[Your assignment]
Make an exact copy of the records below. Include every line.

[Source material]
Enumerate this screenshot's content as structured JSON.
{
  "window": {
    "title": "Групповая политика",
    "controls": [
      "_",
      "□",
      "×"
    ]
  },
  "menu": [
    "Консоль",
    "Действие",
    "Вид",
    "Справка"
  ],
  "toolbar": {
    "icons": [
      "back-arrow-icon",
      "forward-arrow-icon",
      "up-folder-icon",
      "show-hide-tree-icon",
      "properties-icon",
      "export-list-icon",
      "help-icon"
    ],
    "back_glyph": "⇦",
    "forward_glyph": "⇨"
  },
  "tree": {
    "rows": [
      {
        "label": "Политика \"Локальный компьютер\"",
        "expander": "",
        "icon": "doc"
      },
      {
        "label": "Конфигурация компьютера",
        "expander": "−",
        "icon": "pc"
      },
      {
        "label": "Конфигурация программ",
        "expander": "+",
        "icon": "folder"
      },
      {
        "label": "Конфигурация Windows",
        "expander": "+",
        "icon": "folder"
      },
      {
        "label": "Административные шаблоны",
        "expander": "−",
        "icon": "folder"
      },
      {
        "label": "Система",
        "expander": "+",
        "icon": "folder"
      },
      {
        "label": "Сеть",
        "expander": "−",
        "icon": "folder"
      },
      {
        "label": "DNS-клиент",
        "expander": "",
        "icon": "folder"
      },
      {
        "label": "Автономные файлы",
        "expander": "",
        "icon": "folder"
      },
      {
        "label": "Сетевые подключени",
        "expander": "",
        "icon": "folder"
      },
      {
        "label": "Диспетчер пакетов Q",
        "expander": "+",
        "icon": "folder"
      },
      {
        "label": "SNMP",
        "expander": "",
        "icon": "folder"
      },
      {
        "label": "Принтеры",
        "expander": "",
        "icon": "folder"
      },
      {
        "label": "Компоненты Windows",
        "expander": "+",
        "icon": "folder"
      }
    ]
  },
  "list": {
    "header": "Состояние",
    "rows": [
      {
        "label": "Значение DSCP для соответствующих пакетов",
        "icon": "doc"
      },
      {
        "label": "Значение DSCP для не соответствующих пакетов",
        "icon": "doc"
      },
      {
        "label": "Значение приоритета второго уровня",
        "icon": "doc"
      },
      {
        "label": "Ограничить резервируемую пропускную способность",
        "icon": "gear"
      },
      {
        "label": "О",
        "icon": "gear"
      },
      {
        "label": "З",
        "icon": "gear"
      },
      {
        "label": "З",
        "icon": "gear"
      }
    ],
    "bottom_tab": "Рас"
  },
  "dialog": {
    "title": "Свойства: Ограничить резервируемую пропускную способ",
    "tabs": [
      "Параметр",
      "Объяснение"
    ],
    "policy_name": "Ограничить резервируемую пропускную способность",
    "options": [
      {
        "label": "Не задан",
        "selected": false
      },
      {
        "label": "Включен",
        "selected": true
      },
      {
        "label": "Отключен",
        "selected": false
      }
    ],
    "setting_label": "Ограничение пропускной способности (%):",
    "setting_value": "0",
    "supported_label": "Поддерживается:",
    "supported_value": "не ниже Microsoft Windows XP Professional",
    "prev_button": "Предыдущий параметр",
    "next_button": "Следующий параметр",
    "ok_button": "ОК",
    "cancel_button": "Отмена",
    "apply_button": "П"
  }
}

[Answer to this problem]
Enumerate this screenshot's content as structured JSON.
{
  "window": {
    "title": "Групповая политика",
    "controls": [
      "_",
      "□",
      "×"
    ]
  },
  "menu": [
    "Консоль",
    "Действие",
    "Вид",
    "Справка"
  ],
  "toolbar": {
    "icons": [
      "back-arrow-icon",
      "forward-arrow-icon",
      "up-folder-icon",
      "show-hide-tree-icon",
      "properties-icon",
      "export-list-icon",
      "help-icon"
    ],
    "back_glyph": "⇦",
    "forward_glyph": "⇨"
  },
  "tree": {
    "rows": [
      {
        "label": "Политика \"Локальный компьютер\"",
        "expander": "",
        "icon": "doc"
      },
      {
        "label": "Конфигурация компьютера",
        "expander": "−",
        "icon": "pc"
      },
      {
        "label": "Конфигурация программ",
        "expander": "+",
        "icon": "folder"
      },
      {
        "label": "Конфигурация Windows",
        "expander": "+",
        "icon": "folder"
      },
      {
        "label": "Административные шаблоны",
        "expander": "−",
        "icon": "folder"
      },
      {
        "label": "Система",
        "expander": "+",
        "icon": "folder"
      },
      {
        "label": "Сеть",
        "expander": "−",
        "icon": "folder"
      },
      {
        "label": "DNS-клиент",
        "expander": "",
        "icon": "folder"
      },
      {
        "label": "Автономные файлы",
        "expander": "",
        "icon": "folder"
      },
      {
        "label": "Сетевые подключени",
        "expander": "",
        "icon": "folder"
      },
      {
        "label": "Диспетчер пакетов Q",
        "expander": "+",
        "icon": "folder"
      },
      {
        "label": "SNMP",
        "expander": "",
        "icon": "folder"
      },
      {
        "label": "Принтеры",
        "expander": "",
        "icon": "folder"
      },
      {
        "label": "Компоненты Windows",
        "expander": "+",
        "icon": "folder"
      }
    ]
  },
  "list": {
    "header": "Состояние",
    "rows": [
      {
        "label": "Значение DSCP для соответствующих пакетов",
        "icon": "doc"
      },
      {
        "label": "Значение DSCP для не соответствующих пакетов",
        "icon": "doc"
      },
      {
        "label": "Значение приоритета второго уровня",
        "icon": "doc"
      },
      {
        "label": "Ограничить резервируемую пропускную способность",
        "icon": "gear"
      },
      {
        "label": "О",
        "icon": "gear"
      },
      {
        "label": "З",
        "icon": "gear"
      },
      {
        "label": "З",
        "icon": "gear"
      }
    ],
    "bottom_tab": "Рас"
  },
  "dialog": {
    "title": "Свойства: Ограничить резервируемую пропускную способ",
    "tabs": [
      "Параметр",
      "Объяснение"
    ],
    "policy_name": "Ограничить резервируемую пропускную способность",
    "options": [
      {
        "label": "Не задан",
        "selected": false
      },
      {
        "label": "Включен",
        "selected": true
      },
      {
        "label": "Отключен",
        "selected": false
      }
    ],
    "setting_label": "Ограничение пропускной способности (%):",
    "setting_value": "0",
    "supported_label": "Поддерживается:",
    "supported_value": "не ниже Microsoft Windows XP Professional",
    "prev_button": "Предыдущий параметр",
    "next_button": "Следующий параметр",
    "ok_button": "ОК",
    "cancel_button": "Отмена",
    "apply_button": "П"
  }
}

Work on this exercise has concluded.